* What the task asks:
Going line by line through the data below, report how many lines include the word "icon", with nothing added.

Records for the task section start

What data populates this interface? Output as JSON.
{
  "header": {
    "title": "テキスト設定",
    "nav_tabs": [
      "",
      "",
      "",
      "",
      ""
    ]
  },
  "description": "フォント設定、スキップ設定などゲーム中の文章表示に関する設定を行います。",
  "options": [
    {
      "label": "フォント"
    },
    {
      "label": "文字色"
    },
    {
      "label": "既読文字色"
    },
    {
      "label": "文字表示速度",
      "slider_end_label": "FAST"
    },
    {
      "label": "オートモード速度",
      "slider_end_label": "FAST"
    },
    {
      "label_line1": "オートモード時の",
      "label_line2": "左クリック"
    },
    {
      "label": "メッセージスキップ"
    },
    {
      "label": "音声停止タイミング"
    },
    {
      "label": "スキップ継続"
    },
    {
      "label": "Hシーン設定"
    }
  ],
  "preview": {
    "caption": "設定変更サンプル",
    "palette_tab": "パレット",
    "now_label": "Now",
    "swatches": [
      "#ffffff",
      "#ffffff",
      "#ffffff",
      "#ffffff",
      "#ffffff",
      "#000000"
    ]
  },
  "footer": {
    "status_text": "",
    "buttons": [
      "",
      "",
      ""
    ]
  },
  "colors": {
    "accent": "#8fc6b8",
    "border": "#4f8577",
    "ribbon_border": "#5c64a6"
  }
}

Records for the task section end
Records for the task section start

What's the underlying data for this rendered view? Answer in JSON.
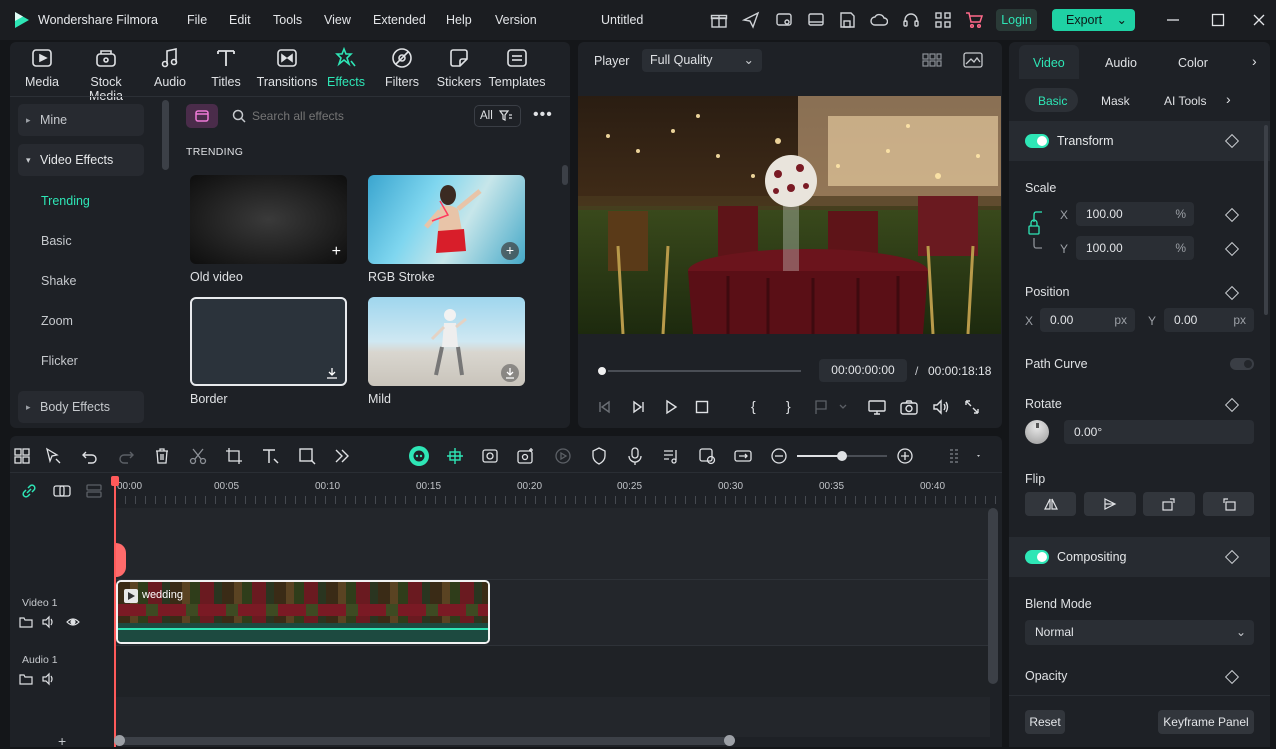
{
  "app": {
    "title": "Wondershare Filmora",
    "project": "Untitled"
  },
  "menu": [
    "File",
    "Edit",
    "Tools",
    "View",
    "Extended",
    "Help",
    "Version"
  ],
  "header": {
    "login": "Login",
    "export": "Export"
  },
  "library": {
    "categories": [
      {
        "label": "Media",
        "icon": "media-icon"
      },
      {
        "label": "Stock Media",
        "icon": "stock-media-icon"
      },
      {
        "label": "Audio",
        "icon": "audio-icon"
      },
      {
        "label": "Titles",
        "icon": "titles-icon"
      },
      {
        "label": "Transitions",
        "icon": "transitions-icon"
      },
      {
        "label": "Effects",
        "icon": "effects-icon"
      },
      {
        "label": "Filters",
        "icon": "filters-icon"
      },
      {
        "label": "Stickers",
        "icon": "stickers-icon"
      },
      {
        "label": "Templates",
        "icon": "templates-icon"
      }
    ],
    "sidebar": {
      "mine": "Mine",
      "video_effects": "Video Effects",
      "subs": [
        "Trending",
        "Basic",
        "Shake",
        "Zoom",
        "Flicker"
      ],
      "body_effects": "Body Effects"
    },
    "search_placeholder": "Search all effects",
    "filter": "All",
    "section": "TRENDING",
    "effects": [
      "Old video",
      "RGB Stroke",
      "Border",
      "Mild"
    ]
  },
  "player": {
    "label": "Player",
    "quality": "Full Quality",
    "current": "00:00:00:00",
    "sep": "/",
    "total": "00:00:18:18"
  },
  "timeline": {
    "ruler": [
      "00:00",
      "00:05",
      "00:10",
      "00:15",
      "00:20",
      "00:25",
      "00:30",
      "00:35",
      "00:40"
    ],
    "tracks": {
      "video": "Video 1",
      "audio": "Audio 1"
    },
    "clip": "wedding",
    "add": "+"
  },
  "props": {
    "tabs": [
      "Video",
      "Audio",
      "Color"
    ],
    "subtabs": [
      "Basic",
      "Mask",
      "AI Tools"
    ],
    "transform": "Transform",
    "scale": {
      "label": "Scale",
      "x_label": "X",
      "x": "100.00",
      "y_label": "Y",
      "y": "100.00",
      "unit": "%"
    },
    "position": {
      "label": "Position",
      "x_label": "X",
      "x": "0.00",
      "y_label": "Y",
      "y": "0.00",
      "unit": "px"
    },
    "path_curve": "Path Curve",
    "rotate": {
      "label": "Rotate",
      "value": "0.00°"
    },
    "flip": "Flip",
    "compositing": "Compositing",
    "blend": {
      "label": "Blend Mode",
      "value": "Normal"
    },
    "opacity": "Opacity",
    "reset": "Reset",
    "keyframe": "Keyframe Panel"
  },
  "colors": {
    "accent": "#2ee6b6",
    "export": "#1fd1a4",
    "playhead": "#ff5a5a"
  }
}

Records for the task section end

* Final answer:
9